WHAT NEEDS TO BE DONE – Please return the records below exactly as they appear, leaving every picture out.

■ ■ ■ ■ ■

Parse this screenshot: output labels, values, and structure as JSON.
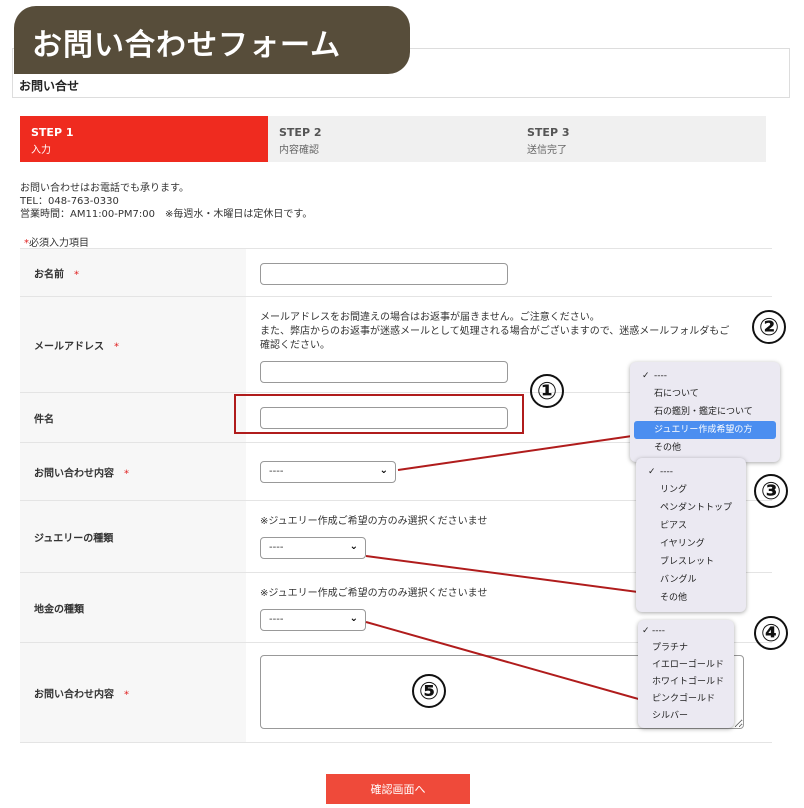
{
  "banner": {
    "title": "お問い合わせフォーム"
  },
  "header": {
    "title": "お問い合せ"
  },
  "steps": [
    {
      "num": "STEP 1",
      "label": "入力"
    },
    {
      "num": "STEP 2",
      "label": "内容確認"
    },
    {
      "num": "STEP 3",
      "label": "送信完了"
    }
  ],
  "intro": {
    "line1": "お問い合わせはお電話でも承ります。",
    "line2": "TEL：048-763-0330",
    "line3": "営業時間：AM11:00-PM7:00　※毎週水・木曜日は定休日です。"
  },
  "required_note": {
    "star": "*",
    "text": "必須入力項目"
  },
  "form": {
    "name_label": "お名前",
    "email_label": "メールアドレス",
    "email_note1": "メールアドレスをお間違えの場合はお返事が届きません。ご注意ください。",
    "email_note2": "また、弊店からのお返事が迷惑メールとして処理される場合がございますので、迷惑メールフォルダもご",
    "email_note3": "確認ください。",
    "subject_label": "件名",
    "inquiry_type_label": "お問い合わせ内容",
    "inquiry_type_value": "----",
    "jewelry_label": "ジュエリーの種類",
    "jewelry_note": "※ジュエリー作成ご希望の方のみ選択くださいませ",
    "jewelry_value": "----",
    "metal_label": "地金の種類",
    "metal_note": "※ジュエリー作成ご希望の方のみ選択くださいませ",
    "metal_value": "----",
    "message_label": "お問い合わせ内容",
    "required_star": "*"
  },
  "dropdowns": {
    "inquiry": [
      "----",
      "石について",
      "石の鑑別・鑑定について",
      "ジュエリー作成希望の方",
      "その他"
    ],
    "jewelry": [
      "----",
      "リング",
      "ペンダントトップ",
      "ピアス",
      "イヤリング",
      "ブレスレット",
      "バングル",
      "その他"
    ],
    "metal": [
      "----",
      "プラチナ",
      "イエローゴールド",
      "ホワイトゴールド",
      "ピンクゴールド",
      "シルバー"
    ],
    "check": "✓"
  },
  "callouts": [
    "①",
    "②",
    "③",
    "④",
    "⑤"
  ],
  "submit": {
    "label": "確認画面へ"
  },
  "colors": {
    "step_active": "#ef2b1f",
    "banner": "#574d3a",
    "annotation": "#b01c1c",
    "submit": "#ef4a3a"
  }
}
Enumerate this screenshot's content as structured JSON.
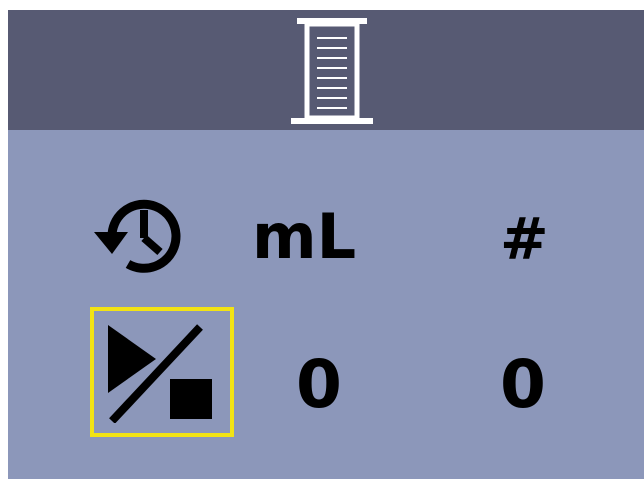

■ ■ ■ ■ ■

SOLVED PROBLEM –
Parse this screenshot: output labels, values, and structure as JSON.
{
  "banner": {
    "title": "お問い合わせフォーム"
  },
  "header": {
    "title": "お問い合せ"
  },
  "steps": [
    {
      "num": "STEP 1",
      "label": "入力"
    },
    {
      "num": "STEP 2",
      "label": "内容確認"
    },
    {
      "num": "STEP 3",
      "label": "送信完了"
    }
  ],
  "intro": {
    "line1": "お問い合わせはお電話でも承ります。",
    "line2": "TEL：048-763-0330",
    "line3": "営業時間：AM11:00-PM7:00　※毎週水・木曜日は定休日です。"
  },
  "required_note": {
    "star": "*",
    "text": "必須入力項目"
  },
  "form": {
    "name_label": "お名前",
    "email_label": "メールアドレス",
    "email_note1": "メールアドレスをお間違えの場合はお返事が届きません。ご注意ください。",
    "email_note2": "また、弊店からのお返事が迷惑メールとして処理される場合がございますので、迷惑メールフォルダもご",
    "email_note3": "確認ください。",
    "subject_label": "件名",
    "inquiry_type_label": "お問い合わせ内容",
    "inquiry_type_value": "----",
    "jewelry_label": "ジュエリーの種類",
    "jewelry_note": "※ジュエリー作成ご希望の方のみ選択くださいませ",
    "jewelry_value": "----",
    "metal_label": "地金の種類",
    "metal_note": "※ジュエリー作成ご希望の方のみ選択くださいませ",
    "metal_value": "----",
    "message_label": "お問い合わせ内容",
    "required_star": "*"
  },
  "dropdowns": {
    "inquiry": [
      "----",
      "石について",
      "石の鑑別・鑑定について",
      "ジュエリー作成希望の方",
      "その他"
    ],
    "jewelry": [
      "----",
      "リング",
      "ペンダントトップ",
      "ピアス",
      "イヤリング",
      "ブレスレット",
      "バングル",
      "その他"
    ],
    "metal": [
      "----",
      "プラチナ",
      "イエローゴールド",
      "ホワイトゴールド",
      "ピンクゴールド",
      "シルバー"
    ],
    "check": "✓"
  },
  "callouts": [
    "①",
    "②",
    "③",
    "④",
    "⑤"
  ],
  "submit": {
    "label": "確認画面へ"
  },
  "colors": {
    "step_active": "#ef2b1f",
    "banner": "#574d3a",
    "annotation": "#b01c1c",
    "submit": "#ef4a3a"
  }
}
Enumerate this screenshot's content as structured JSON.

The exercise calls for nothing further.